(Ceri Smith supporter at the Times Colonist 10K fundraising walk)
A Sister’s fight with Melanoma Skin Cancer
By Owen Smith
In previous articles I’ve focused on the science behind making edible cannabis products, but now i’m going to tell about why I’ve become involved with this cause. Around 2003 I began to learn about the medical properties of cannabis for the first time by attending weekly ‘Hempology 101’ meetings at my college campus. I listened to Ted Smith lecture about his experiences founding one of the first modern cannabis dispensaries in the world.
Shortly after I graduated and began travelling, my 21 year old sister Ceri was diagnosed with Melanoma skin cancer. The doctors had found an abnormal mole on the side of her head. She soon suffered chronic pain from the considerable surgical scarring, and serious and debilitating side effects from the brain radiation therapy and steroidal anti-inflammatory medications. These treatments failed to control her brain tumors from causing nausea, vomiting, and neurological pain so severe she was unable to put food into her mouth or swallow. They also failed to prevent it from spreading to other parts of her body. I suggested that cannabis could help with the symptoms of her treatment based on things I’d learned at Hempology 101. When all else failed, my family gave cannabis a try and helped sign my sister up for the V-CBC. Inhaling small amounts of cannabis gave my sister the ability to eat, sleep, and effectively share the last few months of her life with her family.

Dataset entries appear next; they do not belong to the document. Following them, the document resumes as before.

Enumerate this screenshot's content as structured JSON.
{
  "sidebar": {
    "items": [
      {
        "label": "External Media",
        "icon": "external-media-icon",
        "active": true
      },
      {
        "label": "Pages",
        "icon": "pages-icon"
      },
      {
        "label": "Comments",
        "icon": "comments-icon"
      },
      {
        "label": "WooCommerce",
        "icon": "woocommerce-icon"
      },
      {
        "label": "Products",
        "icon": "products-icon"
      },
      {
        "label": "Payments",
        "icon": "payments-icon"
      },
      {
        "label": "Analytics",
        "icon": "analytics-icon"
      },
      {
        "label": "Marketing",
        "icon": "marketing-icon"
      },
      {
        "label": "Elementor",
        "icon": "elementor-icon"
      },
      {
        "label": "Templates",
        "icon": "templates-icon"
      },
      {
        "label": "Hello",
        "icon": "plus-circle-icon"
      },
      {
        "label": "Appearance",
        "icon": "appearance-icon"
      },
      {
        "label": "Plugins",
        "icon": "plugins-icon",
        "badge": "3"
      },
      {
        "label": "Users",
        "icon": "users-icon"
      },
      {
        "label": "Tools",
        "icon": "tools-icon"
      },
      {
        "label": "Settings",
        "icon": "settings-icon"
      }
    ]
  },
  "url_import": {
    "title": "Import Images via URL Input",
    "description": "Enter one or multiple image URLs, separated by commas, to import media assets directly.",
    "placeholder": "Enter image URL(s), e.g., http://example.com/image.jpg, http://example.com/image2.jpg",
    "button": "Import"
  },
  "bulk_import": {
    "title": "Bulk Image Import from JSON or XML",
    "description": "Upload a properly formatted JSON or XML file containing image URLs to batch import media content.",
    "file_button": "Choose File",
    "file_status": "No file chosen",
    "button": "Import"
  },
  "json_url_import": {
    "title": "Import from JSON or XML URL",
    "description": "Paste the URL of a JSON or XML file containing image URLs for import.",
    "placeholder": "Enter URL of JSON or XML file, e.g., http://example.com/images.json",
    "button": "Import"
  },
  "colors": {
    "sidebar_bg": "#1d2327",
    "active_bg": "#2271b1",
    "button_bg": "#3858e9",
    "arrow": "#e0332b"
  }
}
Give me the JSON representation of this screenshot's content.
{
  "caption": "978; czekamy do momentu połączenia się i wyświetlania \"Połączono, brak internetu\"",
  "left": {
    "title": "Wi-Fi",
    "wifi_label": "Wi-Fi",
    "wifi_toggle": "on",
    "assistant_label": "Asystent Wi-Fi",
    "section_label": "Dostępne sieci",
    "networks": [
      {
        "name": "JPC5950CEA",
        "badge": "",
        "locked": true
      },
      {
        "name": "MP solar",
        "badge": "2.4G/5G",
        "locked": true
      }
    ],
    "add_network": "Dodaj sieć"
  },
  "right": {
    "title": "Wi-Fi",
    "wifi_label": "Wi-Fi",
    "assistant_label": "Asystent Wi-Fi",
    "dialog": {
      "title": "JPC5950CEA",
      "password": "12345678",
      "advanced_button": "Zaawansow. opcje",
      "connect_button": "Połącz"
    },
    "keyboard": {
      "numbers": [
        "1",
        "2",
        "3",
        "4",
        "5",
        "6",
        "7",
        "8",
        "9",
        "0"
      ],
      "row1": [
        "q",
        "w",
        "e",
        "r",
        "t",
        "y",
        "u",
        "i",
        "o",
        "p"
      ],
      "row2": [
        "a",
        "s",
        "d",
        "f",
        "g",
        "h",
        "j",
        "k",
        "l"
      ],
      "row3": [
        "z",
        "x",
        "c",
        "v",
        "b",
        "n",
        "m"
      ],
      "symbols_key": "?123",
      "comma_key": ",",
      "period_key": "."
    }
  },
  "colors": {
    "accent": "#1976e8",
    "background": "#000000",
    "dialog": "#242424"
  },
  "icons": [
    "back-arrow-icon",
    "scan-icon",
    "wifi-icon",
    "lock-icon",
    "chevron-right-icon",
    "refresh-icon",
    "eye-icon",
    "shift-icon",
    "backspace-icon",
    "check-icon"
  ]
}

(Ceri enjoying dinner with her family)
During those last four months, she smoked cannabis to relieve her symptoms, allowing eating at restaurants with the family to become a regular occurrence. It was during this time that bonds were mended among our family, and precious moments were shared that brought us closer together. She died only one year after contracting the illness.
My parents pledged to fight cancer and raised tens of thousands of dollars for the Cancer foundation through hosting dance parties, selling custom made pins, and amassing a large crowd of people to Walk for the Cure. My sister’s segment with The Daily on Shaw TV, where she shared her story and attempted to warn young people of the dangerous trend of tanning, won a media award in the Empowerment category in the Northwest Video Awards.
You can watch it here (VIDEO)
Melanoma, unlike many cancers, is clearly visible on the skin. Changes in the shape, colour, or size of moles are potential indicators. Early detection is directly linked to a very high survival rate—close to 95 percent—if detected before the cancer spreads below the skin. Melanoma kills close to 20 Canadians a week. The most at risk are fair skinned, fair haired, blue eyed, and freckled, people of all ages.
Melanoma is suspected to be related to U.V. exposure. In Australia, where the ozone layer is depleted, the rates of Melanoma are the highest in the world. Someone will die from Melanoma every hour. After applying the concentrated cannabis oil known as ‘phoenix tears’ to a cancerous mole on his nose, Rick Simpson has reported curing his, and others, of their malignant melanoma cancer.
I feel that sharing my family’s journey with this cancer an important task, especially when an increasing number of people are contracting the disease. The conventional treatments are a gauntlet of radiation, surgeries, and drugs that come with a host of incapacitating side-effects. It’s important we consider the well-being of patients suffering from life-threatening conditions, and offer alternatives like medical cannabis that will bring ease and comfort during their time left to live.
Previously appeared on Lift